EXERCISE MATERIAL below:
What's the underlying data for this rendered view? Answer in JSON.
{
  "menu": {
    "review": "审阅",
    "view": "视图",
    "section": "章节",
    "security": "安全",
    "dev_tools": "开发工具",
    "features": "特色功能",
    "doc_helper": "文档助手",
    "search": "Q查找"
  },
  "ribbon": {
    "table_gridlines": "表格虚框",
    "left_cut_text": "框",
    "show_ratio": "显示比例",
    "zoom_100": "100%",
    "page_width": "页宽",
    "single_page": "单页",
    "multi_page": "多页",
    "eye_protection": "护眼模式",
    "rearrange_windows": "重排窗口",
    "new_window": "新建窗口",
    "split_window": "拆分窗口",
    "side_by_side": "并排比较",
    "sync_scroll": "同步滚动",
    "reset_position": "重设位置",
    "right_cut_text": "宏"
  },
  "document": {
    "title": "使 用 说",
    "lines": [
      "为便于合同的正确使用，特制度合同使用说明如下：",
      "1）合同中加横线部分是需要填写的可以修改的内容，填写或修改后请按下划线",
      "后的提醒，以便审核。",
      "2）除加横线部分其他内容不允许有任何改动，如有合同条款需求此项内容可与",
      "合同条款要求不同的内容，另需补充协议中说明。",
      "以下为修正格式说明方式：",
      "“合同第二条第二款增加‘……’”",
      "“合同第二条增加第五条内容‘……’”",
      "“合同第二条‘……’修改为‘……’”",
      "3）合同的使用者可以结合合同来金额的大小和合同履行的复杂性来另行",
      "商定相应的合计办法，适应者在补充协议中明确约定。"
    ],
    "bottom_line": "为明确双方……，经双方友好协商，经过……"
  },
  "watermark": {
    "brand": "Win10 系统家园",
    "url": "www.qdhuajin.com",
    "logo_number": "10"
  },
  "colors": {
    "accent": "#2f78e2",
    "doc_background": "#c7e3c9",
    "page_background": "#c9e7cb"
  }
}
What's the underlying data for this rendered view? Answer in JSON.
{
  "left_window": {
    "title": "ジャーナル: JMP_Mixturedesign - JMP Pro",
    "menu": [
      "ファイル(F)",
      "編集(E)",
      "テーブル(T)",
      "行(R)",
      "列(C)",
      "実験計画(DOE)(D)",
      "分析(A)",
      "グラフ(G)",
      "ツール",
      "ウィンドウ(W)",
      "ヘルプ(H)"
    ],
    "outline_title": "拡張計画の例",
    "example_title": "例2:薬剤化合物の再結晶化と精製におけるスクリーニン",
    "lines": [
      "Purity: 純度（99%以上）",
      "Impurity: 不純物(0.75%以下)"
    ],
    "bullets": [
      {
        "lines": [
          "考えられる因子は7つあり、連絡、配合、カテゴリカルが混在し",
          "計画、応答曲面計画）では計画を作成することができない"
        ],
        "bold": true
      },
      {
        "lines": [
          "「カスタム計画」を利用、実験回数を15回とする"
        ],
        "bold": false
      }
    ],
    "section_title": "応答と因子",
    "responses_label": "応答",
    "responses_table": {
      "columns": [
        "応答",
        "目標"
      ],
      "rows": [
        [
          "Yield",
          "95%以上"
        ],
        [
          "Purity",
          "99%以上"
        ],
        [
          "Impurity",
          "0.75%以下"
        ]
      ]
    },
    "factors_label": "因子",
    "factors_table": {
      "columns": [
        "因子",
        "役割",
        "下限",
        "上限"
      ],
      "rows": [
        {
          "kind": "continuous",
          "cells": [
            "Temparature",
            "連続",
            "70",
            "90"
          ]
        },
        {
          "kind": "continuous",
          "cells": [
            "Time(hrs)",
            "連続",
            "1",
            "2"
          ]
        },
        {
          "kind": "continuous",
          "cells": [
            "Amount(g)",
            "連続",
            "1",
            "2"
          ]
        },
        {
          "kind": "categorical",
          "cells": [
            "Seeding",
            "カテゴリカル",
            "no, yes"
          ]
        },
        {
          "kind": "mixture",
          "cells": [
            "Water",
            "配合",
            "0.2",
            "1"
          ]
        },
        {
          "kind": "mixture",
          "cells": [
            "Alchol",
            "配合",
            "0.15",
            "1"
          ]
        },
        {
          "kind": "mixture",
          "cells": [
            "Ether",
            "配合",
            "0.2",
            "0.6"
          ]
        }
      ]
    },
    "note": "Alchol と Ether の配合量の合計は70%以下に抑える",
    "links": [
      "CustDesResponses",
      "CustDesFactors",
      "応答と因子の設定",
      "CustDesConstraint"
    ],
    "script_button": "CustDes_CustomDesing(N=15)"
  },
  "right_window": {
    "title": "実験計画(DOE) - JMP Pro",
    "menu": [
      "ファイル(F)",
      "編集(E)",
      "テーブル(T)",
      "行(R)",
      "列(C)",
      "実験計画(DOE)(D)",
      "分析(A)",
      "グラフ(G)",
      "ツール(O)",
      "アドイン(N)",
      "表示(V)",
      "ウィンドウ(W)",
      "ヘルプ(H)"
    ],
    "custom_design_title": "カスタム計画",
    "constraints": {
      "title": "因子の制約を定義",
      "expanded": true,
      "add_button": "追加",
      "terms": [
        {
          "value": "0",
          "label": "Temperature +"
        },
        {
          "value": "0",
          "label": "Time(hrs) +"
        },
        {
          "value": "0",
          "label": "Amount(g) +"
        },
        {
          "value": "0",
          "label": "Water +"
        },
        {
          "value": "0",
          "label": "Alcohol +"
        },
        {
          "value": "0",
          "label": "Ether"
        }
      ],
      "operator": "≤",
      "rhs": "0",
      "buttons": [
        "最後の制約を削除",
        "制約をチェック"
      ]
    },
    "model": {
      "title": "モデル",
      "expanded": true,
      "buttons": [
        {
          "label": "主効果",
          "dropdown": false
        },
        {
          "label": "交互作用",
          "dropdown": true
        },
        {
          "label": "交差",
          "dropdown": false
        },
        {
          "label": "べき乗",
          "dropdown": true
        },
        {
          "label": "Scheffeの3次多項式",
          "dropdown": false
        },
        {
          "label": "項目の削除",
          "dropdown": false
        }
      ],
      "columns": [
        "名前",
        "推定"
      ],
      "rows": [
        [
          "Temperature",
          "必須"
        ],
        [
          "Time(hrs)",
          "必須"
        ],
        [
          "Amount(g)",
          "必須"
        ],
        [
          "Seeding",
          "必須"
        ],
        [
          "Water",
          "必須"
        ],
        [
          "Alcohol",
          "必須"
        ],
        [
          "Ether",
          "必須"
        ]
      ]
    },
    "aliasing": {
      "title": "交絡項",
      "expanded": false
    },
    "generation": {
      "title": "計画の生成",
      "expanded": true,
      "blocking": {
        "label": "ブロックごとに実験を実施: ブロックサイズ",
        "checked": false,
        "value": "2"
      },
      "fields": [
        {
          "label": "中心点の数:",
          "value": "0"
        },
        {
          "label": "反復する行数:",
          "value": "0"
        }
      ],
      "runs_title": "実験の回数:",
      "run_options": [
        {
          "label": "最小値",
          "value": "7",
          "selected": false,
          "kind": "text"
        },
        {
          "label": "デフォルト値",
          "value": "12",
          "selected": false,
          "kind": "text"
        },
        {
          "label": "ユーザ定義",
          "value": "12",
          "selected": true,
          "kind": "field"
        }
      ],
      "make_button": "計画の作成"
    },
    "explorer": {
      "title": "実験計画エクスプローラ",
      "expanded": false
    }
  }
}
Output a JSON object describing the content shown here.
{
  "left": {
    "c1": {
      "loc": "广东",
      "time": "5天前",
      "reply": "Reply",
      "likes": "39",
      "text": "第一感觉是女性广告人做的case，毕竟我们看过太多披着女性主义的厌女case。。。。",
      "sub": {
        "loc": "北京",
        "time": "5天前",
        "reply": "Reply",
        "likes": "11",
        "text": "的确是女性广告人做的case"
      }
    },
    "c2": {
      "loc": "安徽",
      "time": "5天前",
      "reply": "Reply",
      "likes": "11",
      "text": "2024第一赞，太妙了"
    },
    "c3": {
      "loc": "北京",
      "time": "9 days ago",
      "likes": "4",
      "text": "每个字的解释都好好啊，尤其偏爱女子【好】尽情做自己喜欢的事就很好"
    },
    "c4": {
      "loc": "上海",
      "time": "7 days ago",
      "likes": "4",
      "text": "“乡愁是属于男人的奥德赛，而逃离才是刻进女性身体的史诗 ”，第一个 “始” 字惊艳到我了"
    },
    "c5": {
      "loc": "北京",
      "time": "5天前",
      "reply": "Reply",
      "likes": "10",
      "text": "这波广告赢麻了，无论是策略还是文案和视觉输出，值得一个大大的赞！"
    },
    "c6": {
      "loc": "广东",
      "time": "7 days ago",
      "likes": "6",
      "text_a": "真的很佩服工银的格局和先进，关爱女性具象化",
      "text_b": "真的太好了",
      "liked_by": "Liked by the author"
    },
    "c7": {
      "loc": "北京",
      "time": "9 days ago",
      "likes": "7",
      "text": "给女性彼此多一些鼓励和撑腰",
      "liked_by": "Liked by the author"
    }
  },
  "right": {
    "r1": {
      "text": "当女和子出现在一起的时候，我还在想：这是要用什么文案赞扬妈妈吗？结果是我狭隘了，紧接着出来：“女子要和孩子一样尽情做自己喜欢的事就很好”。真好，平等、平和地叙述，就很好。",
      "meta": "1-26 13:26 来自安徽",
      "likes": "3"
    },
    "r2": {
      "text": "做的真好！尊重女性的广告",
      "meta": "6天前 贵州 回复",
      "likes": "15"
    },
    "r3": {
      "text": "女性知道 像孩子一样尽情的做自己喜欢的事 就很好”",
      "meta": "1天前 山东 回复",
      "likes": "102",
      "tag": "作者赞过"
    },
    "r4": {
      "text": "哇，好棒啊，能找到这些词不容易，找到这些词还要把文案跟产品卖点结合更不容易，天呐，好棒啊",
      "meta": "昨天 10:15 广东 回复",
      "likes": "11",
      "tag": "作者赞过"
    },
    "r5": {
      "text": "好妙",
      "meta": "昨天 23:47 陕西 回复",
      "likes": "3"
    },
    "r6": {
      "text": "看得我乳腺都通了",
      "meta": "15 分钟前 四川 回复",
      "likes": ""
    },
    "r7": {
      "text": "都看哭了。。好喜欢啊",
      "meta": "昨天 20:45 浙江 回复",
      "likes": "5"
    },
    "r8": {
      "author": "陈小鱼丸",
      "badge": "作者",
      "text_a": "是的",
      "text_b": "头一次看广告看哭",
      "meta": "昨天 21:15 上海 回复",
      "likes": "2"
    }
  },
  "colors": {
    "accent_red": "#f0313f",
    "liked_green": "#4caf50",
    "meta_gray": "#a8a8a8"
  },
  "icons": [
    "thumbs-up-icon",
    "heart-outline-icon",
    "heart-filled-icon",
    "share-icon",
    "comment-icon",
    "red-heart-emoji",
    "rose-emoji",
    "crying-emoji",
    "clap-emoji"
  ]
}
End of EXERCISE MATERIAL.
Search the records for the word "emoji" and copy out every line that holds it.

§ **EXERCISE RESULT**
    "red-heart-emoji",
    "rose-emoji",
    "crying-emoji",
    "clap-emoji"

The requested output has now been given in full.